Caterpillars attack a shrub, which in turn sends up a chemical signal to call for help from a passing wasp. Roots from different plants battle one another underground with sophisticated chemical weapons, releasing poisonous gases into the soil. A tiny triungulin, the juvenile form of a common beetle, launches itself from a geranium leaf to latch on to a passing bee. An oak tree registers where a beetle is biting into its bark and targets the damaged quadrant with.
dangerous poisons, while other trees puff out warning vapors when they're under attack by insects. Through it all wander a couple who are oblivious to the activity taking place around them and unaware of the effect their very presence has on the garden's environment. As in his wonderful previous book, The Secret House, David Bodanis once again guides us through the terrain of the familiar yet unseen world around us and brilliantly transforms it. Written with the same.

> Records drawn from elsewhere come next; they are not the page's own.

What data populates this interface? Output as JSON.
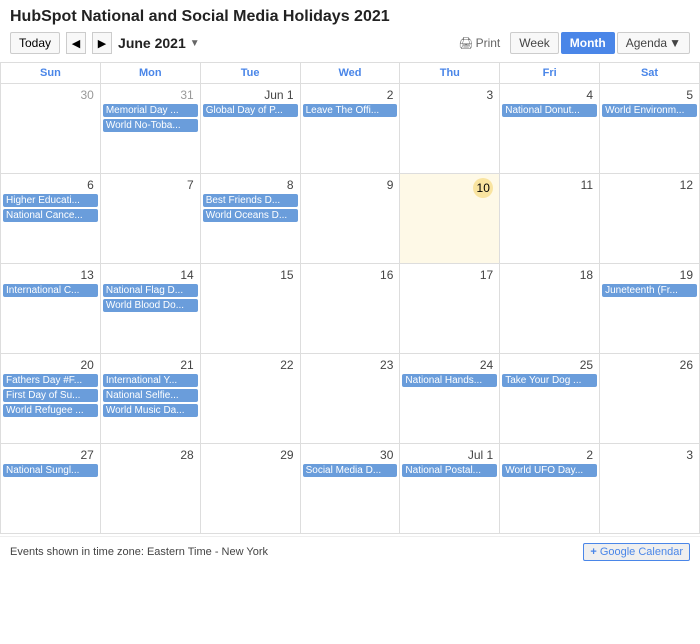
{
  "title": "HubSpot National and Social Media Holidays 2021",
  "toolbar": {
    "today_label": "Today",
    "month_label": "June 2021",
    "print_label": "Print",
    "week_label": "Week",
    "month_btn_label": "Month",
    "agenda_label": "Agenda"
  },
  "day_headers": [
    "Sun",
    "Mon",
    "Tue",
    "Wed",
    "Thu",
    "Fri",
    "Sat"
  ],
  "footer": {
    "timezone_text": "Events shown in time zone: Eastern Time - New York",
    "google_btn": "+ Google Calendar"
  },
  "weeks": [
    {
      "days": [
        {
          "num": "30",
          "other": true,
          "events": []
        },
        {
          "num": "31",
          "other": true,
          "events": [
            {
              "text": "Memorial Day ...",
              "cls": "event-blue"
            },
            {
              "text": "World No-Toba...",
              "cls": "event-blue"
            }
          ]
        },
        {
          "num": "Jun 1",
          "events": [
            {
              "text": "Global Day of P...",
              "cls": "event-blue"
            }
          ]
        },
        {
          "num": "2",
          "events": [
            {
              "text": "Leave The Offi...",
              "cls": "event-blue"
            }
          ]
        },
        {
          "num": "3",
          "events": []
        },
        {
          "num": "4",
          "events": [
            {
              "text": "National Donut...",
              "cls": "event-blue"
            }
          ]
        },
        {
          "num": "5",
          "events": [
            {
              "text": "World Environm...",
              "cls": "event-blue"
            }
          ]
        }
      ]
    },
    {
      "days": [
        {
          "num": "6",
          "events": [
            {
              "text": "Higher Educati...",
              "cls": "event-blue"
            },
            {
              "text": "National Cance...",
              "cls": "event-blue"
            }
          ]
        },
        {
          "num": "7",
          "events": []
        },
        {
          "num": "8",
          "events": [
            {
              "text": "Best Friends D...",
              "cls": "event-blue"
            },
            {
              "text": "World Oceans D...",
              "cls": "event-blue"
            }
          ]
        },
        {
          "num": "9",
          "events": []
        },
        {
          "num": "10",
          "today": true,
          "events": []
        },
        {
          "num": "11",
          "events": []
        },
        {
          "num": "12",
          "events": []
        }
      ]
    },
    {
      "days": [
        {
          "num": "13",
          "events": [
            {
              "text": "International C...",
              "cls": "event-blue"
            }
          ]
        },
        {
          "num": "14",
          "events": [
            {
              "text": "National Flag D...",
              "cls": "event-blue"
            },
            {
              "text": "World Blood Do...",
              "cls": "event-blue"
            }
          ]
        },
        {
          "num": "15",
          "events": []
        },
        {
          "num": "16",
          "events": []
        },
        {
          "num": "17",
          "events": []
        },
        {
          "num": "18",
          "events": []
        },
        {
          "num": "19",
          "events": [
            {
              "text": "Juneteenth (Fr...",
              "cls": "event-blue"
            }
          ]
        }
      ]
    },
    {
      "days": [
        {
          "num": "20",
          "events": [
            {
              "text": "Fathers Day #F...",
              "cls": "event-blue"
            },
            {
              "text": "First Day of Su...",
              "cls": "event-blue"
            },
            {
              "text": "World Refugee ...",
              "cls": "event-blue"
            }
          ]
        },
        {
          "num": "21",
          "events": [
            {
              "text": "International Y...",
              "cls": "event-blue"
            },
            {
              "text": "National Selfie...",
              "cls": "event-blue"
            },
            {
              "text": "World Music Da...",
              "cls": "event-blue"
            }
          ]
        },
        {
          "num": "22",
          "events": []
        },
        {
          "num": "23",
          "events": []
        },
        {
          "num": "24",
          "events": [
            {
              "text": "National Hands...",
              "cls": "event-blue"
            }
          ]
        },
        {
          "num": "25",
          "events": [
            {
              "text": "Take Your Dog ...",
              "cls": "event-blue"
            }
          ]
        },
        {
          "num": "26",
          "events": []
        }
      ]
    },
    {
      "days": [
        {
          "num": "27",
          "events": [
            {
              "text": "National Sungl...",
              "cls": "event-blue"
            }
          ]
        },
        {
          "num": "28",
          "events": []
        },
        {
          "num": "29",
          "events": []
        },
        {
          "num": "30",
          "events": [
            {
              "text": "Social Media D...",
              "cls": "event-blue"
            }
          ]
        },
        {
          "num": "Jul 1",
          "events": [
            {
              "text": "National Postal...",
              "cls": "event-blue"
            }
          ]
        },
        {
          "num": "2",
          "events": [
            {
              "text": "World UFO Day...",
              "cls": "event-blue"
            }
          ]
        },
        {
          "num": "3",
          "events": []
        }
      ]
    }
  ]
}
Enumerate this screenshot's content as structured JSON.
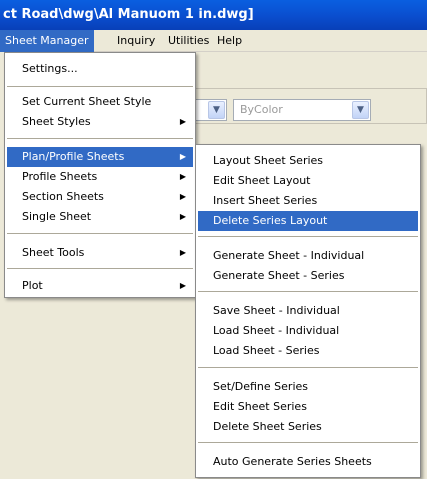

witty style that The Washington Post called "marvelously captivating" and illustrated throughout with state-of-the-art microphotographs, The Secret Garden is an astonishing book that will fascinate and delight anyone who has ever set foot in a garden.